Like Teddy, you should develop a consistent and unique style in order to augment your overall “brand” image.
16. Give back
Teddy was raised in a family that considered it their duty to help make the world a better place.
Giving back…to others and to the world…may give you more satisfaction than anything else you do in life.
Theodore Roosevelt lived a successful life…one that earned him a coveted place on Mount Rushmore, along with Washington, Jefferson, and Lincoln. He did it by following the 16 principles outlined above. It’s as good a guide for living now as it was a century ago.
Finally, Teddy Roosevelt left us with some of the most inspiring words ever written.
“It’s not the critic who counts, nor the man who points out how the strong man stumbled, or where the doer of deeds could have done them better.
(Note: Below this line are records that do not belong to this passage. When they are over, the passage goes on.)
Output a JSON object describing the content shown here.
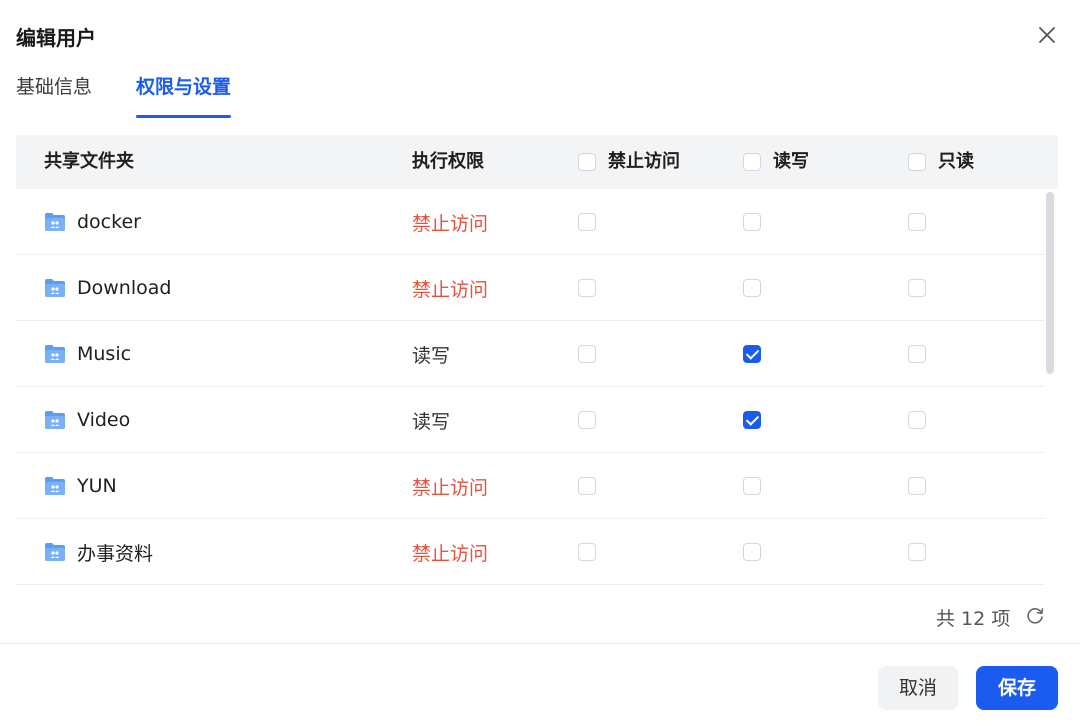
{
  "dialog": {
    "title": "编辑用户"
  },
  "tabs": [
    {
      "label": "基础信息",
      "active": false
    },
    {
      "label": "权限与设置",
      "active": true
    }
  ],
  "table": {
    "headers": {
      "folder": "共享文件夹",
      "permission": "执行权限",
      "deny": "禁止访问",
      "read_write": "读写",
      "read_only": "只读"
    },
    "rows": [
      {
        "name": "docker",
        "permission": "禁止访问",
        "status": "deny",
        "deny": false,
        "read_write": false,
        "read_only": false
      },
      {
        "name": "Download",
        "permission": "禁止访问",
        "status": "deny",
        "deny": false,
        "read_write": false,
        "read_only": false
      },
      {
        "name": "Music",
        "permission": "读写",
        "status": "rw",
        "deny": false,
        "read_write": true,
        "read_only": false
      },
      {
        "name": "Video",
        "permission": "读写",
        "status": "rw",
        "deny": false,
        "read_write": true,
        "read_only": false
      },
      {
        "name": "YUN",
        "permission": "禁止访问",
        "status": "deny",
        "deny": false,
        "read_write": false,
        "read_only": false
      },
      {
        "name": "办事资料",
        "permission": "禁止访问",
        "status": "deny",
        "deny": false,
        "read_write": false,
        "read_only": false
      }
    ]
  },
  "pagination": {
    "total_label": "共 12 项"
  },
  "footer": {
    "cancel_label": "取消",
    "save_label": "保存"
  },
  "colors": {
    "accent": "#1a5cf0",
    "deny": "#e5533d",
    "header_bg": "#f3f4f6",
    "folder_icon": "#5b9cf5"
  }
}
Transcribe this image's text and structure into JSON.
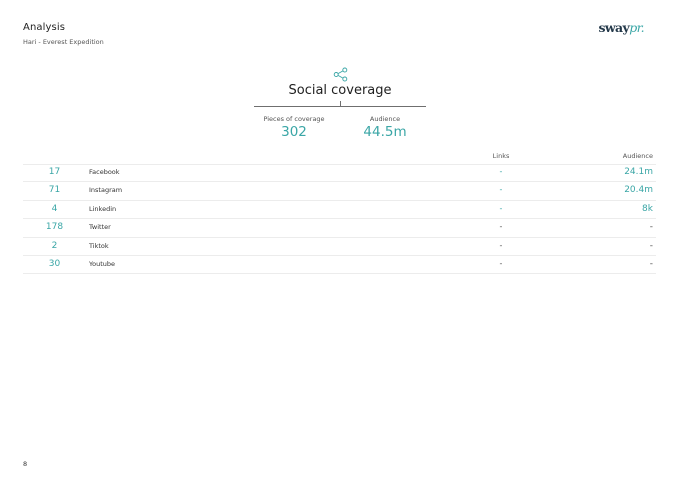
{
  "header": {
    "title": "Analysis",
    "subtitle": "Hari - Everest Expedition"
  },
  "logo": {
    "main": "sway",
    "accent": "pr."
  },
  "section": {
    "icon": "share-icon",
    "title": "Social coverage"
  },
  "stats": [
    {
      "label": "Pieces of coverage",
      "value": "302"
    },
    {
      "label": "Audience",
      "value": "44.5m"
    }
  ],
  "table": {
    "headers": {
      "links": "Links",
      "audience": "Audience"
    },
    "rows": [
      {
        "count": "17",
        "platform": "Facebook",
        "links": "-",
        "audience": "24.1m"
      },
      {
        "count": "71",
        "platform": "Instagram",
        "links": "-",
        "audience": "20.4m"
      },
      {
        "count": "4",
        "platform": "Linkedin",
        "links": "-",
        "audience": "8k"
      },
      {
        "count": "178",
        "platform": "Twitter",
        "links": "-",
        "audience": "-"
      },
      {
        "count": "2",
        "platform": "Tiktok",
        "links": "-",
        "audience": "-"
      },
      {
        "count": "30",
        "platform": "Youtube",
        "links": "-",
        "audience": "-"
      }
    ]
  },
  "page_number": "8",
  "colors": {
    "accent": "#3aa6a6",
    "brand": "#24394a",
    "text": "#333333"
  }
}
The credit belongs to the man who is actually in the arena; whose face is marred by dust and sweat and blood; who strives valiantly; who errs and comes short again and again; who knows the great enthusiasms, the great devotions, and spends himself in a worthy cause; who, at the best, knows in the end the triumph of high achievement; and who, at the worst, at least fails while daring greatly, so that his place shall never be with those cold and timid souls who know neither victory nor defeat.”
Eric Wentworth is the author of A Plan for Life: The 21st Century Guide to Success in Wealth, Health, Career, Education, Love, Place…and You!